AI can help predict a customer’s probability of purchasing a particular product, and then make more relevant product recommendations. It can assist with product design, pricing, and even messaging. But it all relies on good data to start. Not just a large database, but a quality database.

For marketers, that means relevant first and zero-party data collected through direct customer interactions from sales, communications, and other points of direct contact.

But that’s not the only data marketers can leverage. Working with the right marketing technology platform can provide a wealth of additional consumer behavior data as well, gained from powering thousands of campaigns across a range of companies and industries.

Wunderkind for instance has petabytes of consumer behavior information gained from trillions of individual data points accumulated over 13 years. In just the last 30 days, we’ve tracked over 170 billion e-commerce events and captured nearly 950 million unique device or email associations, and over 11 billion e-commerce site page views.

That’s not boasting. That’s an example of the vast volume of data that brands can tap into, which can act as a force multiplier to rapidly scale the effectiveness of their own internal data sets.

But strategy matters too

Data is the foundation, but what you build on it matters as well. It’s easy to get caught up in the AI hype and get distracted by fancy use cases that don’t necessarily address your core needs as a business.

The most practical use case for AI is to improve the efficiency of existing operations and deliver actionable predictions. Just be sure to focus your AI execution on your most valuable interactions, not your highest-volume ones.

That may sound counterintuitive. Sure, it’s tempting to use AI at scale across millions of lower-value interactions just because it makes someone’s life easier. But focusing efforts on more high-value interactions like customers adding items to their cart in real time will deliver a far better ROI on your AI investment.

Interestingly, AI can help with this as well. Propensity modeling uses machine learning to help ensure you’re reaching the best customers by examining past open, click, and purchase behavior. It essentially lets you determine which customers are most likely to buy your products or perform other actions, calculate a customer lifetime value, determine churn potential, and evaluate the value of leads.

Other targeted uses of AI include:

  • Recommendation engines: Make product recommendations based on previous behavior and stated preferences.
  • Collaborative filtering: Analyze customer tastes, preferences, and browsing history to predict what they might buy next, find new customers, and reduce customer churn.
  • Strategic upselling: Convert an abandoned cart into a purchase by either upselling to a luxury option or down-selling to a bargain option, or redirecting to suggested alternatives if an item is out of stock.
  • Complementary cross-selling: Identify products frequently bought together and offer a bundle recommendation, increasing both customer satisfaction and cart size.

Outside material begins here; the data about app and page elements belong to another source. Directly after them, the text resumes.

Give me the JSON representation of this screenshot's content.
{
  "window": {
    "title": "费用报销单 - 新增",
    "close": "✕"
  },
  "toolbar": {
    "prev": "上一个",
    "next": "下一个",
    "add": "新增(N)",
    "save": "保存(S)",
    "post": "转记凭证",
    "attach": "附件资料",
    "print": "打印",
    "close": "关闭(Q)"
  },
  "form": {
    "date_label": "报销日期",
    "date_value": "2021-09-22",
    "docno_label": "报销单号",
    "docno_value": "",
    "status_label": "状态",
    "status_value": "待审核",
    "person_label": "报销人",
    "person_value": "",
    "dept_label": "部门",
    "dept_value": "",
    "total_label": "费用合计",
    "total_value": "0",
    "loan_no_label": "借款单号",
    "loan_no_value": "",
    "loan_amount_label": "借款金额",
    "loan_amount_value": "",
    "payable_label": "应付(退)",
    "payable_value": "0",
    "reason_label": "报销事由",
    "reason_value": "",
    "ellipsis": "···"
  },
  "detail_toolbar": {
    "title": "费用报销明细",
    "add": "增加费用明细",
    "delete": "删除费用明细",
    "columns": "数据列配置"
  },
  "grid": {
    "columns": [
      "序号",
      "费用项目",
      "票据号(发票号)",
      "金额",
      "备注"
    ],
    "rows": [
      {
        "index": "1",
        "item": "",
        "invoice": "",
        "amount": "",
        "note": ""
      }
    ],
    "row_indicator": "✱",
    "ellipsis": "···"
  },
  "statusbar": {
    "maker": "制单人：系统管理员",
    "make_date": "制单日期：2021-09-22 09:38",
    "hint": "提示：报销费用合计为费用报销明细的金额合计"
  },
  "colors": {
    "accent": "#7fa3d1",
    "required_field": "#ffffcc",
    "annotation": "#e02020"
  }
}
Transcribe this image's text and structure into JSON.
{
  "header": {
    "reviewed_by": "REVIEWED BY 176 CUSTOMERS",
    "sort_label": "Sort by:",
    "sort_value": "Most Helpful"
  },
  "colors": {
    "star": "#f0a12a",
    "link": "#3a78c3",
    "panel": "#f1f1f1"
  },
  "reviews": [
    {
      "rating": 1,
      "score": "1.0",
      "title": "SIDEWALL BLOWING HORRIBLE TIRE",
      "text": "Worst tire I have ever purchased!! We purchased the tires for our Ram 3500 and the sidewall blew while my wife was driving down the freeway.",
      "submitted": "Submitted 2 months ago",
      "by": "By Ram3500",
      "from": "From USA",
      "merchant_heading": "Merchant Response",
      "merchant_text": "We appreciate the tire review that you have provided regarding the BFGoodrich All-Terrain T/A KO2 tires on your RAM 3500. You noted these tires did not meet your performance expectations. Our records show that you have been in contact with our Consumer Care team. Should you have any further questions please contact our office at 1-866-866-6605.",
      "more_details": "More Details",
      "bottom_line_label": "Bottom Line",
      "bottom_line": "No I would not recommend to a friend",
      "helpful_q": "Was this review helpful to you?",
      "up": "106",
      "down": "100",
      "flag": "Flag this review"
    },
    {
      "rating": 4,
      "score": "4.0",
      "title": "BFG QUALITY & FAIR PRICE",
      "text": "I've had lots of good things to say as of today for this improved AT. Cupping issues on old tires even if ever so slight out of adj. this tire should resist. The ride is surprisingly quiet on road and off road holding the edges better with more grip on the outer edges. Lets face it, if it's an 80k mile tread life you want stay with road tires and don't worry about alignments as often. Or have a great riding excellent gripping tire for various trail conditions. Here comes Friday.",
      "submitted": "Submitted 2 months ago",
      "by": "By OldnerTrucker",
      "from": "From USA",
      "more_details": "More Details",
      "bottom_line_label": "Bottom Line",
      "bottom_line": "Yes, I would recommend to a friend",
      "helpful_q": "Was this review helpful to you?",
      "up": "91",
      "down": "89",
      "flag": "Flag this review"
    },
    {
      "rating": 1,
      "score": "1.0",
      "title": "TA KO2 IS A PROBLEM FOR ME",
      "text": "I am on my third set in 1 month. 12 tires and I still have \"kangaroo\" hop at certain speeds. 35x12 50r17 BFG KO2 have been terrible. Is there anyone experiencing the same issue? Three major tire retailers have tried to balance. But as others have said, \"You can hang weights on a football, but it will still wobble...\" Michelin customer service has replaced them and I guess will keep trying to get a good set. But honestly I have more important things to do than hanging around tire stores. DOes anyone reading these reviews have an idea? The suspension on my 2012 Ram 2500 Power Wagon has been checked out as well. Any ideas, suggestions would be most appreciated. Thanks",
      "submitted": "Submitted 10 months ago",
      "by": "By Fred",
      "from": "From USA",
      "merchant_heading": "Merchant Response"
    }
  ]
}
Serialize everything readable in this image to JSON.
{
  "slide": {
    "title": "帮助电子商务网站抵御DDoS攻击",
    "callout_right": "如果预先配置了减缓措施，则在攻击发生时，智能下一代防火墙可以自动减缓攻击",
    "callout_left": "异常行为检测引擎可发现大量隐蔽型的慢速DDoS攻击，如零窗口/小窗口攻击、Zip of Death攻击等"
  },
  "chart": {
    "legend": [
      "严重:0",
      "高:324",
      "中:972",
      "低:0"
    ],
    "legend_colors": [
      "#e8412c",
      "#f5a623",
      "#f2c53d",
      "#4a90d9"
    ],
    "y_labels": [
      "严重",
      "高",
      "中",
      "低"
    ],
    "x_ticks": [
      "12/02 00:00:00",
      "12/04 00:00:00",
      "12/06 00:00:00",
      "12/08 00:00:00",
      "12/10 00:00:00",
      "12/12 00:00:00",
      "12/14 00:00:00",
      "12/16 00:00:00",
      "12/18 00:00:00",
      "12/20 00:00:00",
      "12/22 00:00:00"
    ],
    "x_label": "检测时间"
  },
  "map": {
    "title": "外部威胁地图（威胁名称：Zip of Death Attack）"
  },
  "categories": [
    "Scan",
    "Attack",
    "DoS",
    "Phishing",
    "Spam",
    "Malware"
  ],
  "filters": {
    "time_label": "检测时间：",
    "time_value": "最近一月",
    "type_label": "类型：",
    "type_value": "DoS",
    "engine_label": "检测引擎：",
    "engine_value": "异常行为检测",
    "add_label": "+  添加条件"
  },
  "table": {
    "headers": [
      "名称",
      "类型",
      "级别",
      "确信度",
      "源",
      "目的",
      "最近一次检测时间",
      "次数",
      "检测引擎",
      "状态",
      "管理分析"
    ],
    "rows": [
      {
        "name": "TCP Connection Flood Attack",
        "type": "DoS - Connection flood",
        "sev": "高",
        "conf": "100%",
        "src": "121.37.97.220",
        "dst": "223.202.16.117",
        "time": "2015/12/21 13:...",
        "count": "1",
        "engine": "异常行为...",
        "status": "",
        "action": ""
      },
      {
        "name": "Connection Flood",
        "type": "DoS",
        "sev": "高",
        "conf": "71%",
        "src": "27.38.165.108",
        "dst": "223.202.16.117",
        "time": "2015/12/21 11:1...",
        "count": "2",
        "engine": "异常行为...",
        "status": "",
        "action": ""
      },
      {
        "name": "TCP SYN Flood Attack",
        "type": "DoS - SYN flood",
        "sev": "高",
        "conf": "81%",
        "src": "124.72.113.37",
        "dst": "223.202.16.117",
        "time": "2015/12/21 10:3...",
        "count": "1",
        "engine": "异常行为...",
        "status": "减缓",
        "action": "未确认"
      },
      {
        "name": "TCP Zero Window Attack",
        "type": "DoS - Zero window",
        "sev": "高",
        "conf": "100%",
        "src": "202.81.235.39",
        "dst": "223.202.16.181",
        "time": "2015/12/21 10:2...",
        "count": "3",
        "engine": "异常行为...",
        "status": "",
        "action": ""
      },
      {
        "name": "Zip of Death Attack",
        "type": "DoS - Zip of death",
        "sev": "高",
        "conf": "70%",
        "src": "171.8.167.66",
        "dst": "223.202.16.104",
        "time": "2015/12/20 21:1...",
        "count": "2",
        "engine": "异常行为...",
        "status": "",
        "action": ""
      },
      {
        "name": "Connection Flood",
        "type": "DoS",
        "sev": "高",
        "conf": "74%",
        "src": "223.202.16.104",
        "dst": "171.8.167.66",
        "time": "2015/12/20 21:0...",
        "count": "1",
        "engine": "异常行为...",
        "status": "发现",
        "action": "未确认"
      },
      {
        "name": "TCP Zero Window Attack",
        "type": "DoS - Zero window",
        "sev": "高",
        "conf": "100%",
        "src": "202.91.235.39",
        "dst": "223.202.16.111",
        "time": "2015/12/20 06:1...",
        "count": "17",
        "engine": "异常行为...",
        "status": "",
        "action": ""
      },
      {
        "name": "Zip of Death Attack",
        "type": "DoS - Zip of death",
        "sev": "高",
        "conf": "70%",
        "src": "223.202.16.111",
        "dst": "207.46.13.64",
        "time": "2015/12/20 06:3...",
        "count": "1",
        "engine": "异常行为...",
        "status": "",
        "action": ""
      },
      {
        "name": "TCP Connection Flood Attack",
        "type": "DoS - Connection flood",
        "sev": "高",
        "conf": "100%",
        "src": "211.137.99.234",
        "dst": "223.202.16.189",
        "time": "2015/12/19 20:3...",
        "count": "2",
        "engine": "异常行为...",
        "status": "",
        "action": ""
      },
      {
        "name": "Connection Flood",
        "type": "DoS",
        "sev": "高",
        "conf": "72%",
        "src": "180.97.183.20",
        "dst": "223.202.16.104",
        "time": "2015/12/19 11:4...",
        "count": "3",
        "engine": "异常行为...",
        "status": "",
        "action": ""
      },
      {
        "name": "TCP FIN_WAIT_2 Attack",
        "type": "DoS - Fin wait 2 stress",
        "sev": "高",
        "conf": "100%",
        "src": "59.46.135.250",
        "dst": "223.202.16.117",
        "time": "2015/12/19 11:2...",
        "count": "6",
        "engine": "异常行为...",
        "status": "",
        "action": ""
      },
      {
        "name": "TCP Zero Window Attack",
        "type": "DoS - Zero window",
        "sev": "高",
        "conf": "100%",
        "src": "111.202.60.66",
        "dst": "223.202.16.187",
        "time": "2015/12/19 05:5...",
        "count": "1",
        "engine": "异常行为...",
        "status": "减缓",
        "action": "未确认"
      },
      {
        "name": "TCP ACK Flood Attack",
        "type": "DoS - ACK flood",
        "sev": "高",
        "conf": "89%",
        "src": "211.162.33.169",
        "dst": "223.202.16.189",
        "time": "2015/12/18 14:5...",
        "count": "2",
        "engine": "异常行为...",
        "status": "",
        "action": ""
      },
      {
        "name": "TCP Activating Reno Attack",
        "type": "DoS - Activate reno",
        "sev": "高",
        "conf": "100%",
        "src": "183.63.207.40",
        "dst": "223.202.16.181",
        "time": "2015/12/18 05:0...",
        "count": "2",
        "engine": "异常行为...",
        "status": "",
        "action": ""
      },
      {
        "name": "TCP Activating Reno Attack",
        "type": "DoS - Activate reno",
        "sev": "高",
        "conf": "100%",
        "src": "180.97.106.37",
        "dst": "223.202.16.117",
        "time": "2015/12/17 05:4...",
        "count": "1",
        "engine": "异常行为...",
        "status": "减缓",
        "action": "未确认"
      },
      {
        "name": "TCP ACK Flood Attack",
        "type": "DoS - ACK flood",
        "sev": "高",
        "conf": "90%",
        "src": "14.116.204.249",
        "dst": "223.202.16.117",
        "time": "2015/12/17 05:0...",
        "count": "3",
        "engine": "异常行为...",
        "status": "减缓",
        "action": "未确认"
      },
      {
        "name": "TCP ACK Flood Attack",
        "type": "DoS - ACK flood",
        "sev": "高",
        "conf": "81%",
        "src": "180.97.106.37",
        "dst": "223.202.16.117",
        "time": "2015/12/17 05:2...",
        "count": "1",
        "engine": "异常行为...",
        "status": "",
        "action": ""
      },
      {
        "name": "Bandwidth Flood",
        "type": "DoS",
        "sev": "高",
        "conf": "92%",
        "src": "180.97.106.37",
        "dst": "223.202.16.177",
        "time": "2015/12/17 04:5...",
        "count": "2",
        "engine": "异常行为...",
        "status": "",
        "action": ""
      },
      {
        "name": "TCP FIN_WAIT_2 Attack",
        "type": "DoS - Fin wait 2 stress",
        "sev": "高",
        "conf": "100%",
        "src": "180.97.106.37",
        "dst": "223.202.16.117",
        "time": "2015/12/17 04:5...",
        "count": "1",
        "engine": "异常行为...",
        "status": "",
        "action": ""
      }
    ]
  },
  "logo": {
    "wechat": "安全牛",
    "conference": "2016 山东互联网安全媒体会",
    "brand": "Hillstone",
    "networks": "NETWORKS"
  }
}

These are just some of the ways AI can play a role in e-commerce execution and marketing beyond simply triggering a generative email. These are powerful, revenue-generating tools with far greater strategic potential than limiting AI to “simple” communications.

That’s why it’s important to select a marketing solution partner that not only understands the bigger picture, but has the ability to deliver on it as well. When evaluating marketing technology providers, be sure to ask not only whether they have an AI solution, but how it integrates with your existing technology, and how it will increase efficiency and drive results.

In a world where AI's disruptive force is reshaping the fabric of traditional business models, companies should be trading in tangible outcomes, not promises or whiz-bang tech. Don’t settle for mere solutions. Demand results and outcomes from a partner that not only shares your long-term vision, but has the means to deliver as well.

For more actionable insights and advice on how to evaluate and integrate AI capabilities into your e-commerce marketing strategy, download Wunderkind’s free report, Revolutionizing Retail: How To Navigate The AI Landscape To Drive Performance.